# WHAT THIS TASK INVOLVES
Would you retype every line below without changing anything?
====== MATERIAL FOR THIS EXERCISE ======
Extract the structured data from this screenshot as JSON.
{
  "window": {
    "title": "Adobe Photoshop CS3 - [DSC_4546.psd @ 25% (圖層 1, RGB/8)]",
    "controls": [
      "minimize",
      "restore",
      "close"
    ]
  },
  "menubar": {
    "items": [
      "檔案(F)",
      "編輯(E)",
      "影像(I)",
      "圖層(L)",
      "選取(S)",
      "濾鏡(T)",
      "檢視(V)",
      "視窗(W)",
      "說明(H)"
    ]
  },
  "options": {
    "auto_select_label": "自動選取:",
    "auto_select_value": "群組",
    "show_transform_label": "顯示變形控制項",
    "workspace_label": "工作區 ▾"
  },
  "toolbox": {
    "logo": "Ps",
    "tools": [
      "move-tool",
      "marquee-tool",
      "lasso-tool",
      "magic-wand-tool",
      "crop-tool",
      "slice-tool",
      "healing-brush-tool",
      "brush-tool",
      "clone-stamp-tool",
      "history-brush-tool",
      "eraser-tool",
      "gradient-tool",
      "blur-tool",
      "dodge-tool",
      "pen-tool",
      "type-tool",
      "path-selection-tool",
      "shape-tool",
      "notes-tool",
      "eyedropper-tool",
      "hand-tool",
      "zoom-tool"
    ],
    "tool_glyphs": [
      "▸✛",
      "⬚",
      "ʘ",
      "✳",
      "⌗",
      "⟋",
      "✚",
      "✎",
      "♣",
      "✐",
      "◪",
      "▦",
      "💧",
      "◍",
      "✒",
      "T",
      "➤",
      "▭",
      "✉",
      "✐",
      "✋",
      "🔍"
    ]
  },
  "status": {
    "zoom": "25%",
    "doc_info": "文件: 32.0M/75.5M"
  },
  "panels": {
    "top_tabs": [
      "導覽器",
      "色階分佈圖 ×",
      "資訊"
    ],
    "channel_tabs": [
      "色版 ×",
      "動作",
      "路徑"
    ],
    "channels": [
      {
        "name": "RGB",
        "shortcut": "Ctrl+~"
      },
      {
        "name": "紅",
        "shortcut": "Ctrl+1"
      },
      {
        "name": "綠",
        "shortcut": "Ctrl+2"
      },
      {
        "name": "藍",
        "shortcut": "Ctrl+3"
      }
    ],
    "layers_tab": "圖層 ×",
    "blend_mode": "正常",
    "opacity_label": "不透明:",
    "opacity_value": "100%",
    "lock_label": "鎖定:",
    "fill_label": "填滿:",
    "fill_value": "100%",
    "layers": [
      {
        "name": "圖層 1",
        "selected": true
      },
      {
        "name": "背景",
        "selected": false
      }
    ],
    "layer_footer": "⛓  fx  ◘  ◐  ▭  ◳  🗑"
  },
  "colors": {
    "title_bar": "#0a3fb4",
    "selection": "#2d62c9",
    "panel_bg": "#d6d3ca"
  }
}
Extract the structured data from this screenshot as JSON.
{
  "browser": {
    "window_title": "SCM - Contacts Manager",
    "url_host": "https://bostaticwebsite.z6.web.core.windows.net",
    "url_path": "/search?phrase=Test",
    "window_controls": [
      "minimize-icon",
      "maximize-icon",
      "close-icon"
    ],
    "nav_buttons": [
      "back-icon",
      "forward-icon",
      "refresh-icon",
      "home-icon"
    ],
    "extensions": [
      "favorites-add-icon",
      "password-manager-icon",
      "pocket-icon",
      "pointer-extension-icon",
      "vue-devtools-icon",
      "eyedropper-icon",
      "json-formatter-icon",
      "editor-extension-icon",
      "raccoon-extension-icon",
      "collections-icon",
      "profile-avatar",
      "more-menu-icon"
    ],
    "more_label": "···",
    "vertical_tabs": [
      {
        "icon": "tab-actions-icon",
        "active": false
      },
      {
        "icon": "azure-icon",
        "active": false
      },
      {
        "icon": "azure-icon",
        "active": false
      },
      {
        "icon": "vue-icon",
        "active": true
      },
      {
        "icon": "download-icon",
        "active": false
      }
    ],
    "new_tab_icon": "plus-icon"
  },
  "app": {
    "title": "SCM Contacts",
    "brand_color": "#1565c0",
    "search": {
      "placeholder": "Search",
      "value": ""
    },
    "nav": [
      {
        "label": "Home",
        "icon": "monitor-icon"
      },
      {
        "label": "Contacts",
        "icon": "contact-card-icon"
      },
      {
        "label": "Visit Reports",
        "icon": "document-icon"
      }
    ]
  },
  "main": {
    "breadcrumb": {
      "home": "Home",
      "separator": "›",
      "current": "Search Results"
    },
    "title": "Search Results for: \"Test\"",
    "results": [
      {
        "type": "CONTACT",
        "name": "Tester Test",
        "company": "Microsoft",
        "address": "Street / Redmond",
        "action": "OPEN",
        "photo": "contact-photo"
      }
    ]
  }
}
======
# OUTPUT BELOW
Extract the structured data from this screenshot as JSON.
{
  "window": {
    "title": "Adobe Photoshop CS3 - [DSC_4546.psd @ 25% (圖層 1, RGB/8)]",
    "controls": [
      "minimize",
      "restore",
      "close"
    ]
  },
  "menubar": {
    "items": [
      "檔案(F)",
      "編輯(E)",
      "影像(I)",
      "圖層(L)",
      "選取(S)",
      "濾鏡(T)",
      "檢視(V)",
      "視窗(W)",
      "說明(H)"
    ]
  },
  "options": {
    "auto_select_label": "自動選取:",
    "auto_select_value": "群組",
    "show_transform_label": "顯示變形控制項",
    "workspace_label": "工作區 ▾"
  },
  "toolbox": {
    "logo": "Ps",
    "tools": [
      "move-tool",
      "marquee-tool",
      "lasso-tool",
      "magic-wand-tool",
      "crop-tool",
      "slice-tool",
      "healing-brush-tool",
      "brush-tool",
      "clone-stamp-tool",
      "history-brush-tool",
      "eraser-tool",
      "gradient-tool",
      "blur-tool",
      "dodge-tool",
      "pen-tool",
      "type-tool",
      "path-selection-tool",
      "shape-tool",
      "notes-tool",
      "eyedropper-tool",
      "hand-tool",
      "zoom-tool"
    ],
    "tool_glyphs": [
      "▸✛",
      "⬚",
      "ʘ",
      "✳",
      "⌗",
      "⟋",
      "✚",
      "✎",
      "♣",
      "✐",
      "◪",
      "▦",
      "💧",
      "◍",
      "✒",
      "T",
      "➤",
      "▭",
      "✉",
      "✐",
      "✋",
      "🔍"
    ]
  },
  "status": {
    "zoom": "25%",
    "doc_info": "文件: 32.0M/75.5M"
  },
  "panels": {
    "top_tabs": [
      "導覽器",
      "色階分佈圖 ×",
      "資訊"
    ],
    "channel_tabs": [
      "色版 ×",
      "動作",
      "路徑"
    ],
    "channels": [
      {
        "name": "RGB",
        "shortcut": "Ctrl+~"
      },
      {
        "name": "紅",
        "shortcut": "Ctrl+1"
      },
      {
        "name": "綠",
        "shortcut": "Ctrl+2"
      },
      {
        "name": "藍",
        "shortcut": "Ctrl+3"
      }
    ],
    "layers_tab": "圖層 ×",
    "blend_mode": "正常",
    "opacity_label": "不透明:",
    "opacity_value": "100%",
    "lock_label": "鎖定:",
    "fill_label": "填滿:",
    "fill_value": "100%",
    "layers": [
      {
        "name": "圖層 1",
        "selected": true
      },
      {
        "name": "背景",
        "selected": false
      }
    ],
    "layer_footer": "⛓  fx  ◘  ◐  ▭  ◳  🗑"
  },
  "colors": {
    "title_bar": "#0a3fb4",
    "selection": "#2d62c9",
    "panel_bg": "#d6d3ca"
  }
}
Extract the structured data from this screenshot as JSON.
{
  "browser": {
    "window_title": "SCM - Contacts Manager",
    "url_host": "https://bostaticwebsite.z6.web.core.windows.net",
    "url_path": "/search?phrase=Test",
    "window_controls": [
      "minimize-icon",
      "maximize-icon",
      "close-icon"
    ],
    "nav_buttons": [
      "back-icon",
      "forward-icon",
      "refresh-icon",
      "home-icon"
    ],
    "extensions": [
      "favorites-add-icon",
      "password-manager-icon",
      "pocket-icon",
      "pointer-extension-icon",
      "vue-devtools-icon",
      "eyedropper-icon",
      "json-formatter-icon",
      "editor-extension-icon",
      "raccoon-extension-icon",
      "collections-icon",
      "profile-avatar",
      "more-menu-icon"
    ],
    "more_label": "···",
    "vertical_tabs": [
      {
        "icon": "tab-actions-icon",
        "active": false
      },
      {
        "icon": "azure-icon",
        "active": false
      },
      {
        "icon": "azure-icon",
        "active": false
      },
      {
        "icon": "vue-icon",
        "active": true
      },
      {
        "icon": "download-icon",
        "active": false
      }
    ],
    "new_tab_icon": "plus-icon"
  },
  "app": {
    "title": "SCM Contacts",
    "brand_color": "#1565c0",
    "search": {
      "placeholder": "Search",
      "value": ""
    },
    "nav": [
      {
        "label": "Home",
        "icon": "monitor-icon"
      },
      {
        "label": "Contacts",
        "icon": "contact-card-icon"
      },
      {
        "label": "Visit Reports",
        "icon": "document-icon"
      }
    ]
  },
  "main": {
    "breadcrumb": {
      "home": "Home",
      "separator": "›",
      "current": "Search Results"
    },
    "title": "Search Results for: \"Test\"",
    "results": [
      {
        "type": "CONTACT",
        "name": "Tester Test",
        "company": "Microsoft",
        "address": "Street / Redmond",
        "action": "OPEN",
        "photo": "contact-photo"
      }
    ]
  }
}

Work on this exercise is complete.